The Jackson Lewis Pay Equity Resource Group is pleased to announce a special series to help employers prepare for Equal Pay Day. “Rethinking Pay Equity” will take a look at several of the biggest questions facing employers in the ever-evolving #equalpay landscape, including: How can prior salary information perpetuate the persistent pay gap, and how should we measure and address the impact of years-long reliance on such information in the hiring process? What data should we use when reviewing pay? Who should be compared against whom? What do we do if pay analyses reveal a problem? Should the company voluntarily make public disclosures about pay?
Littler Mendelson, P.C. • February 28, 2019
On February 25, 2019, the United States Supreme Court vacated and remanded the Ninth Circuit’s decision in Rizo v. Yovino,1 in which it held an employer cannot justify a wage differential between men and women by relying on prior salary.
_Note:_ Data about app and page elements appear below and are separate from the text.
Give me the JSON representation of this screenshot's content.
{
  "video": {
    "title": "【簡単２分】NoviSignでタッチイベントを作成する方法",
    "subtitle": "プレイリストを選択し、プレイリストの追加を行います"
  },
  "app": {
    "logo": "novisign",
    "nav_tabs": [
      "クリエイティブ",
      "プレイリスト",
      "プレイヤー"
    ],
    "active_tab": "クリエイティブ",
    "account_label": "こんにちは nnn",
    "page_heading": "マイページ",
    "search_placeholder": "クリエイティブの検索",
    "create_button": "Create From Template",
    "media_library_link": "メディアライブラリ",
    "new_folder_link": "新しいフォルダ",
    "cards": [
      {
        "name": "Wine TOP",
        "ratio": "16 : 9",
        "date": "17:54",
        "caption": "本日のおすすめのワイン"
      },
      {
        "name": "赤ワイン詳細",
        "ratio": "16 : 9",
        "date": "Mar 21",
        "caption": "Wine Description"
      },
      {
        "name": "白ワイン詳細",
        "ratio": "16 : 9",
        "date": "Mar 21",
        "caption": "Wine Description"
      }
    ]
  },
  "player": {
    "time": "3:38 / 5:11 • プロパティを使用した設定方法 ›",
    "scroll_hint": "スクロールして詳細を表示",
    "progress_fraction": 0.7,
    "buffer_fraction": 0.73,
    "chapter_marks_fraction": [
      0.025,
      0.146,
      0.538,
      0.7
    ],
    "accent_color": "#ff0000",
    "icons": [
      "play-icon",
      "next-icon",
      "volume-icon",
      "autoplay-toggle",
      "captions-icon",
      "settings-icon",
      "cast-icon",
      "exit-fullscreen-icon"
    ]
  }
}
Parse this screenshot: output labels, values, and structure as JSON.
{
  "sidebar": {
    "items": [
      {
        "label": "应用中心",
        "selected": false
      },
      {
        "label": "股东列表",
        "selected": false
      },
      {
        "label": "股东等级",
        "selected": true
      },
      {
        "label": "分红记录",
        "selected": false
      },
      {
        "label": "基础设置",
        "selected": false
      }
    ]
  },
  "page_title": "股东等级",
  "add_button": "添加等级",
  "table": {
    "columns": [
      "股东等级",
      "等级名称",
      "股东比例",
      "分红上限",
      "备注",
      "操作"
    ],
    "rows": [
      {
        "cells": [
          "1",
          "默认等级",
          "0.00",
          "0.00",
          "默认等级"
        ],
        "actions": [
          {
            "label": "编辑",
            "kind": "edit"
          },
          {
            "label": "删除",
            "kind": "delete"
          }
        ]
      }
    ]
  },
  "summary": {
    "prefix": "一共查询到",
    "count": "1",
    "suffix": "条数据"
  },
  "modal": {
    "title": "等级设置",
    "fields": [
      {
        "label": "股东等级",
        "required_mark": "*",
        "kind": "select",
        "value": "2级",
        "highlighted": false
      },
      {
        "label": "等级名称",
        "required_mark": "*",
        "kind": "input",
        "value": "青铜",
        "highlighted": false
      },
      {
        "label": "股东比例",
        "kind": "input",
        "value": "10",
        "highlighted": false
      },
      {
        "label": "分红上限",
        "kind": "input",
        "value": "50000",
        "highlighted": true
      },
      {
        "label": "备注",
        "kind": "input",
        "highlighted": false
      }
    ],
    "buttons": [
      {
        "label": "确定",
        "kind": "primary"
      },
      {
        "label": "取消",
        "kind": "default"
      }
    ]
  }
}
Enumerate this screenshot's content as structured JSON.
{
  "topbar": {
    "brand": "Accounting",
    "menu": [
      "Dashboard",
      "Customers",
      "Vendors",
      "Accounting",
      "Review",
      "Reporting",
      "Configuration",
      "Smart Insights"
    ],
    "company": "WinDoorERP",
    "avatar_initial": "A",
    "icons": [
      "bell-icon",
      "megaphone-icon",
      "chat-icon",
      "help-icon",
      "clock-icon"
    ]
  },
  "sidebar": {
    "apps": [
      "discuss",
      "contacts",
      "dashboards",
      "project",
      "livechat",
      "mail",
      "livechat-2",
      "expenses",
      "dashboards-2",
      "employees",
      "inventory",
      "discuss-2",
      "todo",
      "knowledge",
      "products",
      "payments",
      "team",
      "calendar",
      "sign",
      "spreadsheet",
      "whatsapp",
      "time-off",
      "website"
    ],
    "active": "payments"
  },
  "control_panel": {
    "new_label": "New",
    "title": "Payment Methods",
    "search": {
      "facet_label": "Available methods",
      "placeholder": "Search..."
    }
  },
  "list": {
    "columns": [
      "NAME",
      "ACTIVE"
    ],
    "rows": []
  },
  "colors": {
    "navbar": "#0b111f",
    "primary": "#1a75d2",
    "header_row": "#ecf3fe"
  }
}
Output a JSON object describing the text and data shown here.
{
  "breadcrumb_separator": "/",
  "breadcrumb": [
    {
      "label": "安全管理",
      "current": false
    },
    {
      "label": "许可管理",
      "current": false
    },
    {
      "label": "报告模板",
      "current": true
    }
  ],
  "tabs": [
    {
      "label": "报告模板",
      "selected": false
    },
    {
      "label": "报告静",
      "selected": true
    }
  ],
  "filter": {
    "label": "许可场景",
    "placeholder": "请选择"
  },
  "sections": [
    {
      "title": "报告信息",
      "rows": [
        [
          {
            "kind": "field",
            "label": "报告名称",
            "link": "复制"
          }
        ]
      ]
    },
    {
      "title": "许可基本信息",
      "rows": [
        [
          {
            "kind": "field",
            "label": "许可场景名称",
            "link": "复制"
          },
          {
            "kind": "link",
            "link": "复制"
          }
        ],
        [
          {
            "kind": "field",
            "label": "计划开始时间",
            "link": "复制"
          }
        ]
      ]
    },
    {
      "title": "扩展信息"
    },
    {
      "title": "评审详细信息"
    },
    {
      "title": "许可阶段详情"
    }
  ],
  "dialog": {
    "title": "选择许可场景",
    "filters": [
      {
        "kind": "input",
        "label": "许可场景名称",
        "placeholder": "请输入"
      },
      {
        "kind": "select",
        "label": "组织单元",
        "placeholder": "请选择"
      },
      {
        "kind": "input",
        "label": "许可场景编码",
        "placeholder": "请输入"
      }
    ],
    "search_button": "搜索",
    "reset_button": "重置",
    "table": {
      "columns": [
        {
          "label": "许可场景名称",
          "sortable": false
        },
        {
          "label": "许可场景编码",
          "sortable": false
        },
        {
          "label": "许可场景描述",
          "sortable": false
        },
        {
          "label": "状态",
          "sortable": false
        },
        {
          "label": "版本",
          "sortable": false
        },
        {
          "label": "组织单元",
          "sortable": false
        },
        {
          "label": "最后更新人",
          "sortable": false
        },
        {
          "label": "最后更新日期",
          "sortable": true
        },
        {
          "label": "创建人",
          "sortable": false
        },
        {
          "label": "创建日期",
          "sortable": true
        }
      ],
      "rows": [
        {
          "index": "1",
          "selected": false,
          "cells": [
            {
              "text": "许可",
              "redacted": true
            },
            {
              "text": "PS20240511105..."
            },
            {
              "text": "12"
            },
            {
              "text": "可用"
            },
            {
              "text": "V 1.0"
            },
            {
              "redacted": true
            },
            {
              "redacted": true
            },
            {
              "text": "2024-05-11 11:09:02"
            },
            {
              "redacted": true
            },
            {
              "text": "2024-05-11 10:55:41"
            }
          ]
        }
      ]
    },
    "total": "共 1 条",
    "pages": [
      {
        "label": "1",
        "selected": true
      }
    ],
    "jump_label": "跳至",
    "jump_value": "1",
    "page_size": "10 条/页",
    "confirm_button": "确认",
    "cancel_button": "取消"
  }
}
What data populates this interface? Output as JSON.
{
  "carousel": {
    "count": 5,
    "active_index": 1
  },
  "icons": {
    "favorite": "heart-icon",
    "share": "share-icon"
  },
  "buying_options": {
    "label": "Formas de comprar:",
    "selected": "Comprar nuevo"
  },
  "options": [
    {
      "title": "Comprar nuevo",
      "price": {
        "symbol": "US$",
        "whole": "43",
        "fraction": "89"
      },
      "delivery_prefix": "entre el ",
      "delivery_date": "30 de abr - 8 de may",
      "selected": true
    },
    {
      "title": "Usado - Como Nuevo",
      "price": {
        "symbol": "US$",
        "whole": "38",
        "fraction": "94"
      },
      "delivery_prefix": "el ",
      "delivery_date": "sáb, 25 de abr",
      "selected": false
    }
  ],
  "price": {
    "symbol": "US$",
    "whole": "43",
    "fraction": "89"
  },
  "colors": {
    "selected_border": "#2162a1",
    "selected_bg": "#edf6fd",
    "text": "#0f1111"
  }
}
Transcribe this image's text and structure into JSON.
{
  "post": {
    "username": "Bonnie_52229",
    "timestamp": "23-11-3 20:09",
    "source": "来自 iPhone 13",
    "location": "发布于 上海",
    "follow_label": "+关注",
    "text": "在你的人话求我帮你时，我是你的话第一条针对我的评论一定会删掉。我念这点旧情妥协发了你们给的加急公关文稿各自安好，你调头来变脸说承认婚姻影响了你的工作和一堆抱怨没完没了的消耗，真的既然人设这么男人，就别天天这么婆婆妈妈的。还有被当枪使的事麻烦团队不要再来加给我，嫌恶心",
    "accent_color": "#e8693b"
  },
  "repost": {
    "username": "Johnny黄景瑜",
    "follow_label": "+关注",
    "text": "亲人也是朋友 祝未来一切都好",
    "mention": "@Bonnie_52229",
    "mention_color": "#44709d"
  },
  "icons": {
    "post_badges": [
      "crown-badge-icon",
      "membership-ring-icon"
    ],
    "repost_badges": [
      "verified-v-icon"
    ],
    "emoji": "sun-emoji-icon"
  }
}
The Supreme Court determined that the Ninth Circuit’s publication of the Rizo decision was contrary to established appellate precedent and judicial practice because the judge who authored the majority decision was deceased at the time the decision issued.2 Explaining that “federal judges are appointed for life, not for eternity,” the Supreme Court granted certiorari and vacated the Ninth Circuit’s decision.3
Carothers DiSante & Freudenberger LLP • February 27, 2019
US Supreme Court reverses controversial Ninth Circuit Equal Pay Act ruling.
Jackson Lewis P.C. • February 27, 2019
Because the judge who authored the ruling died before the decision was issued, the Ninth Circuit erred in counting him as a member of the majority, the U.S. Supreme Court ruled in Yovino v. Rizo, No. 18-272 (Feb. 25, 2019). On this technicality, the Supreme Court vacated the Ninth Circuit ruling that prior salary alone or in combination with other factors cannot justify a wage differential between male and female employees under the Equal Pay Act.
XpertHR • February 26, 2019
The Supreme Court has vacated a major 9th Circuit Court of Appeals salary history ban ruling because the appellate court released the opinion shortly after the judge who authored it had died.
Ogletree Deakins • February 26, 2019
On February 25, 2019, in a much awaited decision, the Supreme Court of the United States issued a per curiam ruling in Yovino v. Rizo, No. 18-272, 586 U.S. ___ (2019). Rather than address the substantive issue of whether an employer may rely on salary history to establish starting pay under the federal Equal Pay Act (EPA), the Court vacated and remanded the matter on a procedural—yet still important—issue.